"The Role of Border Carbon Adjustment in Unilateral Climate Policy: Insights from a Model-Comparison Study—Summary"
In the absence of an effective global agreement to reduce carbon emissions, some industrialized countries have taken unilateral action to reduce emissions. However, unilateral carbon policy can lead to leakage of carbon emissions and precludes abating emissions where such abatement would be least expensive (possibly in other countries). Border carbon adjustment (BCA) is one policy option to mitigate these two disadvantages of unilateral action, but the effectiveness of these measures remains unclear. Comparing the results of simulated carbon policy and BCA in multiple computable general equilibrium (CGE) models of the global economy offers several estimates of the effectiveness of BCA.
"The Role of Border Carbon Adjustment in Unilateral Climate Policy: Insights from a Model-Comparison Study"
A new Harvard-Project Discussion Paper examines the relationships between domestic climate policy and trade. The study compares the output of a range of economic models, using the methodology of the Energy Modeling Forum (EMF).
Recent growth in carbon dioxide emissions from China's energy sector has exceeded expectations. In a major US government study of future emissions released in 2007, participating models appear to have substantially underestimated the near-term rate of increase in China's emissions. We present a recalibration of one of those models to be consistent with both current observations and historical development patterns. The implications of the new specification for the feasibility of commonly discussed stabilization targets, particularly when considering incomplete global participation, are profound. Unless China's emissions begin to depart soon from their (newly projected) business-as-usual path, stringent stabilization goals may be unattainable. The current round of global policy negotiations must engage China and other developing countries, not to the exclusion of emissions reductions in the developed world and possibly with the help of significant financial incentives, if such goals are to be achieved. It is in all nations' interests to work cooperatively to limit our interference with the global climate.
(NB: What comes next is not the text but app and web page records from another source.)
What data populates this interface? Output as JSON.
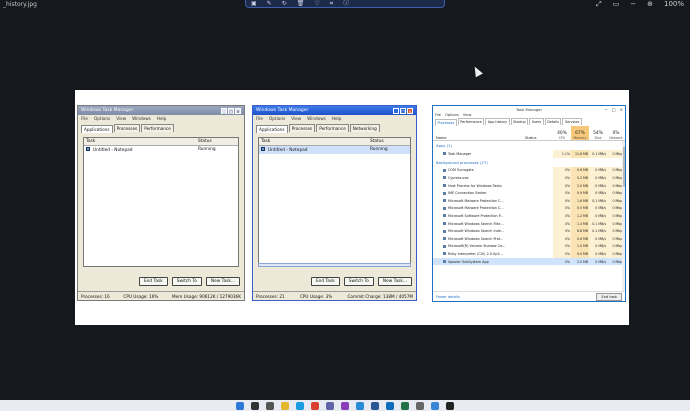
{
  "viewer": {
    "file_name": "_history.jpg",
    "zoom": "100%",
    "toolbar_icons": [
      "image-icon",
      "edit-icon",
      "rotate-icon",
      "delete-icon",
      "favorite-icon",
      "crop-icon",
      "info-icon"
    ]
  },
  "xp_tm1": {
    "title": "Windows Task Manager",
    "menu": [
      "File",
      "Options",
      "View",
      "Windows",
      "Help"
    ],
    "tabs": [
      "Applications",
      "Processes",
      "Performance"
    ],
    "columns": {
      "task": "Task",
      "status": "Status"
    },
    "rows": [
      {
        "task": "Untitled - Notepad",
        "status": "Running"
      }
    ],
    "buttons": {
      "end": "End Task",
      "switch": "Switch To",
      "new": "New Task..."
    },
    "status": {
      "processes": "Processes: 16",
      "cpu": "CPU Usage: 16%",
      "mem": "Mem Usage: 90612K / 1279036K"
    }
  },
  "xp_tm2": {
    "title": "Windows Task Manager",
    "menu": [
      "File",
      "Options",
      "View",
      "Windows",
      "Help"
    ],
    "tabs": [
      "Applications",
      "Processes",
      "Performance",
      "Networking"
    ],
    "columns": {
      "task": "Task",
      "status": "Status"
    },
    "rows": [
      {
        "task": "Untitled - Notepad",
        "status": "Running"
      }
    ],
    "buttons": {
      "end": "End Task",
      "switch": "Switch To",
      "new": "New Task..."
    },
    "status": {
      "processes": "Processes: 21",
      "cpu": "CPU Usage: 3%",
      "commit": "Commit Charge: 138M / 4057M"
    }
  },
  "w10_tm": {
    "title": "Task Manager",
    "menu": [
      "File",
      "Options",
      "View"
    ],
    "tabs": [
      "Processes",
      "Performance",
      "App history",
      "Startup",
      "Users",
      "Details",
      "Services"
    ],
    "headers": {
      "name": "Name",
      "status": "Status",
      "cpu": {
        "pct": "40%",
        "label": "CPU"
      },
      "memory": {
        "pct": "67%",
        "label": "Memory"
      },
      "disk": {
        "pct": "54%",
        "label": "Disk"
      },
      "network": {
        "pct": "0%",
        "label": "Network"
      }
    },
    "apps_group": "Apps (1)",
    "apps": [
      {
        "name": "Task Manager",
        "cpu": "1.1%",
        "mem": "11.6 MB",
        "disk": "0.1 MB/s",
        "net": "0 Mbps"
      }
    ],
    "bg_group": "Background processes (27)",
    "background": [
      {
        "name": "COM Surrogate",
        "cpu": "0%",
        "mem": "0.6 MB",
        "disk": "0 MB/s",
        "net": "0 Mbps"
      },
      {
        "name": "Cypress.exe",
        "cpu": "0%",
        "mem": "0.2 MB",
        "disk": "0 MB/s",
        "net": "0 Mbps"
      },
      {
        "name": "Host Process for Windows Tasks",
        "cpu": "0%",
        "mem": "2.0 MB",
        "disk": "0 MB/s",
        "net": "0 Mbps"
      },
      {
        "name": "IME Connection Broker",
        "cpu": "0%",
        "mem": "0.9 MB",
        "disk": "0 MB/s",
        "net": "0 Mbps"
      },
      {
        "name": "Microsoft Malware Protection C...",
        "cpu": "0%",
        "mem": "1.6 MB",
        "disk": "0.1 MB/s",
        "net": "0 Mbps"
      },
      {
        "name": "Microsoft Malware Protection C...",
        "cpu": "0%",
        "mem": "0.5 MB",
        "disk": "0 MB/s",
        "net": "0 Mbps"
      },
      {
        "name": "Microsoft Software Protection P...",
        "cpu": "0%",
        "mem": "1.2 MB",
        "disk": "0 MB/s",
        "net": "0 Mbps"
      },
      {
        "name": "Microsoft Windows Search Filte...",
        "cpu": "0%",
        "mem": "1.4 MB",
        "disk": "0.1 MB/s",
        "net": "0 Mbps"
      },
      {
        "name": "Microsoft Windows Search Inde...",
        "cpu": "0%",
        "mem": "6.8 MB",
        "disk": "0.1 MB/s",
        "net": "0 Mbps"
      },
      {
        "name": "Microsoft Windows Search Prot...",
        "cpu": "0%",
        "mem": "0.6 MB",
        "disk": "0 MB/s",
        "net": "0 Mbps"
      },
      {
        "name": "Microsoft(R) Volume Shadow Co...",
        "cpu": "0%",
        "mem": "1.0 MB",
        "disk": "0 MB/s",
        "net": "0 Mbps"
      },
      {
        "name": "Ruby Interpreter (CUI) 2.0.0p3...",
        "cpu": "0%",
        "mem": "9.0 MB",
        "disk": "0 MB/s",
        "net": "0 Mbps"
      },
      {
        "name": "Spooler SubSystem App",
        "cpu": "0%",
        "mem": "2.0 MB",
        "disk": "0 MB/s",
        "net": "0 Mbps"
      }
    ],
    "fewer_details": "Fewer details",
    "end_task": "End task"
  },
  "colors": {
    "desktop": "#15181d",
    "win10_accent": "#1f6fc2",
    "metric_hot": "#f7c87a"
  },
  "taskbar_icons": [
    {
      "name": "start-icon",
      "color": "#2b78d8"
    },
    {
      "name": "search-icon",
      "color": "#333333"
    },
    {
      "name": "task-view-icon",
      "color": "#555555"
    },
    {
      "name": "file-explorer-icon",
      "color": "#e5b630"
    },
    {
      "name": "edge-icon",
      "color": "#1a9be0"
    },
    {
      "name": "chrome-icon",
      "color": "#d8402f"
    },
    {
      "name": "teams-icon",
      "color": "#6264a7"
    },
    {
      "name": "onenote-icon",
      "color": "#8a3eb8"
    },
    {
      "name": "photos-icon",
      "color": "#2a8bd6"
    },
    {
      "name": "word-icon",
      "color": "#2b5797"
    },
    {
      "name": "outlook-icon",
      "color": "#0f6cbd"
    },
    {
      "name": "excel-icon",
      "color": "#217346"
    },
    {
      "name": "settings-icon",
      "color": "#666666"
    },
    {
      "name": "store-icon",
      "color": "#3a86d6"
    },
    {
      "name": "terminal-icon",
      "color": "#222222"
    }
  ]
}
"Revised Emissions Growth Projections for China: Why Post-Kyoto Climate Policy Must Look East—Summary"
This paper presents updated global emissions projections after taking into account recent trends in China. The results suggest that even the most up-to-date international forecasts may still underestimate potential emissions growth, especially among developing countries.